Segal, L., Creely, J. J., Martin, A. E., and Conrad, C. M. (1959). “An empirical method for estimating the degree of crystallinity of native cellulose using the X-ray diffractometer,” Textile Research Journal 29(10), 786-794. DOI: 10.1177/004051755902901003
Shen, D. K., Gu, S., and Bridgwater, A. V. (2010). “The thermal performance of the polysaccharides extracted from hardwood: Cellulose and hemicellulose,” Carbohydrate Polymers 82(1), 39-45. DOI: 10.1016/j.carbpol.2010.04.018
Spalt, H. A. (1977). “Chemical changes in wood associated with wood fiberboard manufacture,” in: Proceeding in of the ACS Symposium Series American Chemical Society, Washington, DC.
Sugiyama, J., Vuong, R., and Chanzy, H. (1991). “Electron diffraction study on the two crystalline phases occurring in native cellulose from an algal cell wall,” Macromolecules 24(14), 4168-4175. DOI: 10.1021/ma00014a033
TAPPI T222 om-88 (1988). “Acid-insoluble lignin in wood and pulp,” TAPPI Press, Atlanta, GA.
TAPPI T204 om-88 (1988). “Solvent extractives of wood and pulp,” TAPPI Press, Atlanta, GA.
Tsujiyama, S. I., and Miyamori, A. (2000). “Assignment of DSC thermograms of wood and its components,” Thermochimica Acta 351(1-2), 177-181. DOI: 10.1016/S0040-6031(00)00429-9
Velásquez, J. A., Ferrando, F., Farriol, X., and Salvado, J. (2003). “Binderless fiberboard from steam exploded Miscanthus sinensis,” Wood Science and Technology 37(3-4), 269-278. DOI: 10.1007/s00226-003-0182-8
Wada, M., and Okano, T. (2001). “Localization of Iα and Iβ phases in algal cellulose revealed by acid treatments,” Cellulose 8(3), 183-188. DOI: 10.1023/A:1013196220602
Wada, M., Sugiyama, J., and Okano, T. (1993). “Native celluloses on the basis of two crystalline phase (Iα/Iβ) system,” Journal of Applied Polymer Science 49(8), 1491-1496. DOI: 10.1002/app.1993.070490817
Yildiz, S., and Gümüşkaya, E. (2007). “The effects of thermal modification on crystalline structure of cellulose in soft and hardwood,” Building and Environment 42(1), 62-67. DOI: 10.1016/j.buildenv.2005.07.009
Zevin, L. S., and Kimmel, G. (1995). Quantitative X-ray Diffractometry, Mureinik, I. (ed.), Springer, New York, NY.

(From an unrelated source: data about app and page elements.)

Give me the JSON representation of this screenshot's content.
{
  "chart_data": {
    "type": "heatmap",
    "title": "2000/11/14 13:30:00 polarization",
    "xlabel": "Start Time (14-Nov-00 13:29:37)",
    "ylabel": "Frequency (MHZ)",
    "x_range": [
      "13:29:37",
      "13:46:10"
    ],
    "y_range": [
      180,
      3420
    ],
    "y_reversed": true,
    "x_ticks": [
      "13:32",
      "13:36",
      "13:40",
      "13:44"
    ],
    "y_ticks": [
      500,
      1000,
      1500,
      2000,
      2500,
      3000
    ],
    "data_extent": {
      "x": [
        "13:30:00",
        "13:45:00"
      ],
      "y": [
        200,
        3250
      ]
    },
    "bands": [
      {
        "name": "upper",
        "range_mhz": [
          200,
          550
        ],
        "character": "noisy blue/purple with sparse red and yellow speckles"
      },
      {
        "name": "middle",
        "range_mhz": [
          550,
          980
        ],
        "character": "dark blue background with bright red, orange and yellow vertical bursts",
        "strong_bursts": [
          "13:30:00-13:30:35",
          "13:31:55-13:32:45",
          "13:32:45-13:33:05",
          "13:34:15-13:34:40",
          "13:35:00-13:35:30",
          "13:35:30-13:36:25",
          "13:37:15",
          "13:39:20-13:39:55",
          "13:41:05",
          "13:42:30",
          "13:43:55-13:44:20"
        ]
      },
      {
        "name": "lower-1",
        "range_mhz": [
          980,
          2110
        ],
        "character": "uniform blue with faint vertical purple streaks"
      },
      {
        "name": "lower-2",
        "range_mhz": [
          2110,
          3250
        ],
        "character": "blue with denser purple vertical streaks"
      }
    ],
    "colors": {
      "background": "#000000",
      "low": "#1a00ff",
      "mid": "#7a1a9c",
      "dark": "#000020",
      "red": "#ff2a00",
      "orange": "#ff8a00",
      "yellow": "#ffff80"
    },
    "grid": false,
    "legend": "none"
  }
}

Zhang, D., Zhang, A., and Xue, L. (2015). “A review of preparation of binderless fiberboards and its self-bonding mechanism,” Wood Science and Technology 49(4), 661-679. DOI: 10.1007/s00226-015-0728-6
Article submitted: November 18, 2016; Peer review completed: January 27, 2017; Revised version received and accepted: February 14, 2017; Published: February 21, 2017.